Four Presidential Directives for Improving Disaster Management in Indonesia

Background According to the Head of BNPB (Indonesian Disaster Management Agency), Lieutenant General Doni Monardo, there were 3.523 disaster occurrences in 2020. It means, around 9 disasters were happened everyday.   The impact of those events were staggering. It caused 1.183 people died and 22,8 bilion rupiahs per year for the economic losses. Those numbers shows that nobody can face the disaster alone. Especially when we are dealing with the current event, namely COVID-19 pandemic while at the same time various disasters are also happened. However, Doni, said that Indonesia shows the ability to handle both disaster and pandemic impacts with the effort for recovering the economy.   It has been a year now since the first case of COVID-19 were announced in Indonesia. This can be a good momentum for evaluating the whole process in managing the pandemic and disasters. This is the time for examining the good work, and sharing success stories, while at the same time and improving the disast

Logistics for Humanitarian Action

During a crisis or emergency, affected people would need different kinds of logistics. However, due to many constraints, delivery logistics to the affected people and area often is problematic. For example, the problem might arise when different agencies work together in the same area, when there is disturbance for access to the affected area, and when there is a lack of logistics to be delivered. Despite all these challenges, logistics in humanitarian context is needed for saving lives and alleviate suffering of affected people. Therefor, facing this issue, logistics in humanitarian action aims to deliver logistics to the most needed through various strategies and overcoming different constraints.
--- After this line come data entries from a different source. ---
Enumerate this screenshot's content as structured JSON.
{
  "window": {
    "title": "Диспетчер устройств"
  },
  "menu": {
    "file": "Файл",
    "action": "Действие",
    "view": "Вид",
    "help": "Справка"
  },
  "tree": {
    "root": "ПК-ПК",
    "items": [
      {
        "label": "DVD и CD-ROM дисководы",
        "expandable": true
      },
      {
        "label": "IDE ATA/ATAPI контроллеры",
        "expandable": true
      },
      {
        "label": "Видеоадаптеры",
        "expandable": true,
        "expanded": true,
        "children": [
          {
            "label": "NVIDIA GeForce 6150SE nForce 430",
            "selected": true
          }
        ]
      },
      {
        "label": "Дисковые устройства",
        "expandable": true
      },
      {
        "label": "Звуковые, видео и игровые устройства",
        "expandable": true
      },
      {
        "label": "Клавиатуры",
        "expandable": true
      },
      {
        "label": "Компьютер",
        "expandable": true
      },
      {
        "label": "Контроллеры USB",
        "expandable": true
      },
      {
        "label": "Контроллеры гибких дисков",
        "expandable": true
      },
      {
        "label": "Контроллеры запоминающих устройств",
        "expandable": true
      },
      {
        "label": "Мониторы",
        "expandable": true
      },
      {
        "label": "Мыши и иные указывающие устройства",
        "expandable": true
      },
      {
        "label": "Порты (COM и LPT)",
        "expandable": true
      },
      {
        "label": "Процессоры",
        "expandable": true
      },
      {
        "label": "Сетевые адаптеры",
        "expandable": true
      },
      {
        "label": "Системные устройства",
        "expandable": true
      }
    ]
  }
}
The question is how to conduct logistics for humanitarian in an emergency and crisis? For conducting humanitarian logistics, I was fortunate to join a week course on this issue in Subang, Malaysia in the late of 2019. This is the headquarter of UNHRD (United Nations Humanitarian Re

AHA Centre Executive Programme Graduation Ceremony
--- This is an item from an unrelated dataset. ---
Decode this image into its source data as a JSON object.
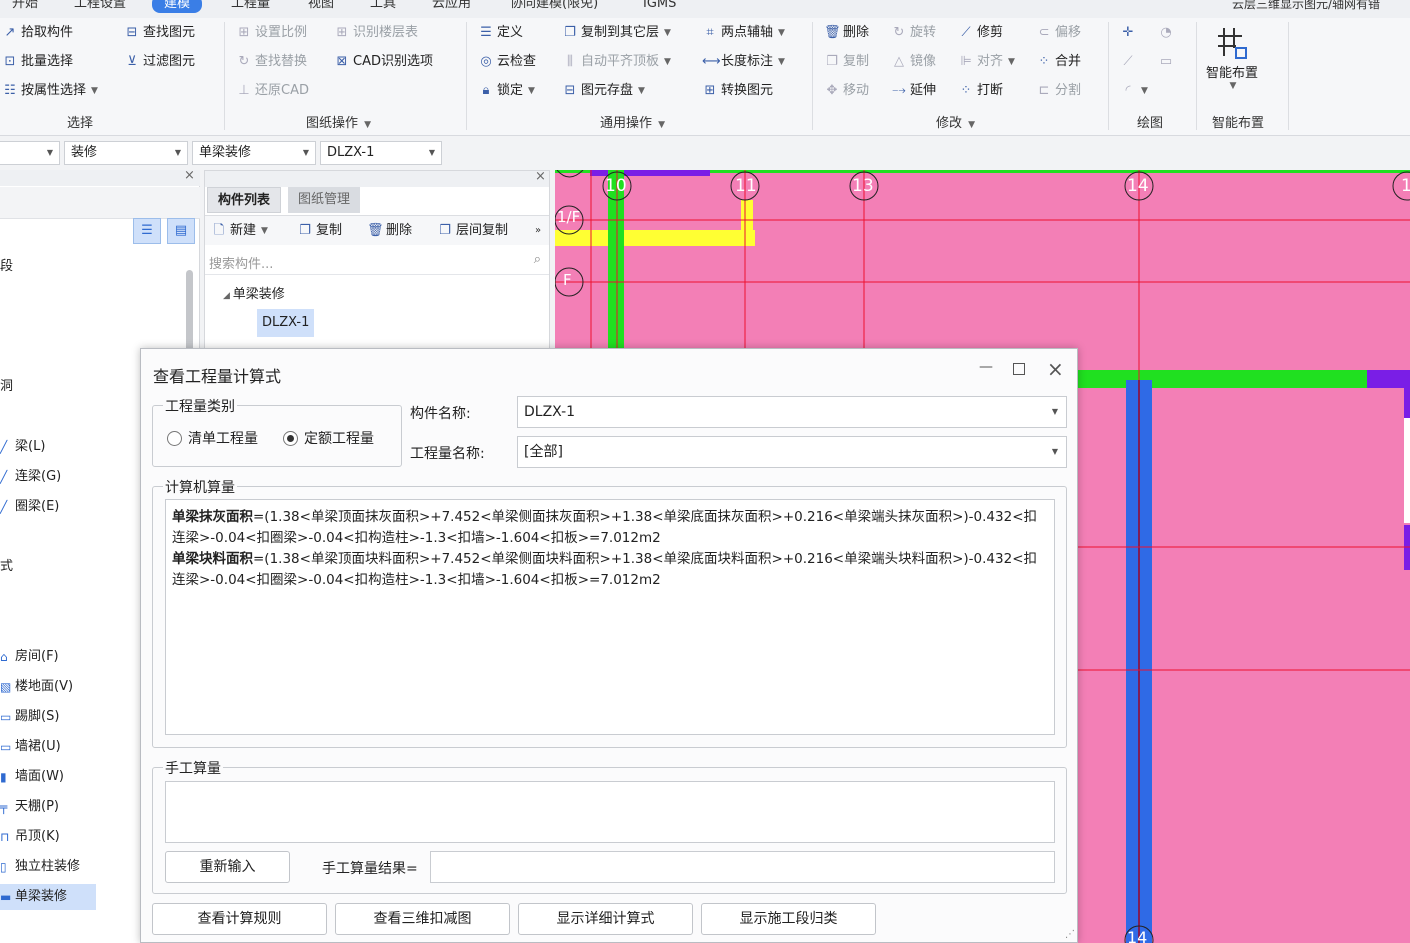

 At November 28, 2019, the journey of 18 AHA Centre Executive (ACE) Programme Batch 6 participants finally comes to an end with the graduation ceremony in BNPB Office Jakarta. This training comprised of 23 courses, visited to 5 countries, and lasted for 5 months. Participants of the course are 18 National Disaster Management Organisations (NDMOs) officers from 10 ASEAN Member States (AMS). Facilitators and training partners for the course are more than 21 international organization, universities, and institutes.  The objective of the ACE Programme is preparing the future leaders of disaster management in ASEAN who mastered the various aspects of disaster management, from preparedness, response, and recovery. Participants also are encouraged to appreciate the scope of international and intra-regional coordination and able to demonstrate the spirit of One ASEAN One Response.  There are four core competencies that would like to be achieved of the programme, namely an expert in
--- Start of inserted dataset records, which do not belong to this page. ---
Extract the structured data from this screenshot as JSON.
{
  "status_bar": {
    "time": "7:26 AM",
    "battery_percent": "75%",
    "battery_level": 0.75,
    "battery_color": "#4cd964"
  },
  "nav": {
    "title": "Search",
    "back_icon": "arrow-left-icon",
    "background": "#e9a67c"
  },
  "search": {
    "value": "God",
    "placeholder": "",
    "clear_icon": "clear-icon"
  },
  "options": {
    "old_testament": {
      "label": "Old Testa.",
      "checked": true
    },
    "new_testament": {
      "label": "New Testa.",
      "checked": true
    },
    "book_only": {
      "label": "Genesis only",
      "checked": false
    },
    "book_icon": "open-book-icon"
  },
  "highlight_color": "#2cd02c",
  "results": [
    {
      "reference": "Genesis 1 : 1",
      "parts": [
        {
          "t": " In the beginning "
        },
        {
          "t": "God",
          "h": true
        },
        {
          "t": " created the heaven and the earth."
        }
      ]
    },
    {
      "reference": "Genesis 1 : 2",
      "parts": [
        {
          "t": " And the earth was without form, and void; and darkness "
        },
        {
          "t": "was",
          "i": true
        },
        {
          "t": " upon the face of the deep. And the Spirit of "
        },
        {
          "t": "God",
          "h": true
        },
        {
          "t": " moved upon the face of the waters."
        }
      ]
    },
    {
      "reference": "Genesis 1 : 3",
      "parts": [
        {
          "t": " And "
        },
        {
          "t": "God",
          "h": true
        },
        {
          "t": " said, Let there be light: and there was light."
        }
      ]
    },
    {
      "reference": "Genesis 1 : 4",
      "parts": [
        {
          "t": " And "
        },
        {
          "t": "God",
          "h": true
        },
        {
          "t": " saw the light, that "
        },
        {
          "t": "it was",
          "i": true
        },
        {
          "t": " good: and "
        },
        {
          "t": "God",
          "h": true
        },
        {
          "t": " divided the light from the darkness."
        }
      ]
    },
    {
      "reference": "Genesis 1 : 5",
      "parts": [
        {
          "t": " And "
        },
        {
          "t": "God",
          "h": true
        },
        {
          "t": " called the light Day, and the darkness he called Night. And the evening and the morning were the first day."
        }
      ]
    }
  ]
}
Disaster Preparedness in Japan

 This article is firstly appear in Medium . “Japan is an advanced country in disaster risk reduction policies, based on the experience of a variety of disasters and the recovery from them. Given that, we are capable of contributing to enhancement of resilience in the world.” Said Prime Minister Shinzo ABE, on February 1st, 2019, on his speech in the House of Councillors. From October 20th to 30th, together with AHA Centre Executive Programme participants from 10 different countries, I experienced the Japanese resilience towards disaster. During these 10 days, we joined in various lectures, visited different museums, and were experiencing many direct and indirect lessons learned during our journey. Therefore, it is hard to write all those experiences in a very short writing material. Hence, I would present some of the most important lessons from Japan, especially for preparing towards disaster threats. Understanding Disaster Risk Four years ago, in 2015, the Sendai Fram

ERAT Induction Course in a Glance

 This article firstly appears in Medium ASEAN region comprises of 10 different countries. The region is in the prone areas towards disaster threats. On the other hand, 600 million people living in this region. Thus, it causes a high level of disaster risks. The circumstance is even more challenging with the current world that volatile, uncertain, complex, and ambiguous (VUCA). Facing this challenge, ASEAN Coordinating Centre for Humanitarian Assistance on Disaster Management ( AHA Centre ) was established in 2011. This regional institution is responsible for conducting coordination and collaboration in an emergency response aftermath disaster event. For assisting ASEAN member states in an emergency, AHA Centre forms Emergency Response and Assessment Team (ERAT). This team is the embodiment of the main tasks of the AHA Centre in the cooperation and coordination of humanitarian actions in the ASEAN region. In the 12th ERAT Induction Course in 6–12 October 2019, 23 partic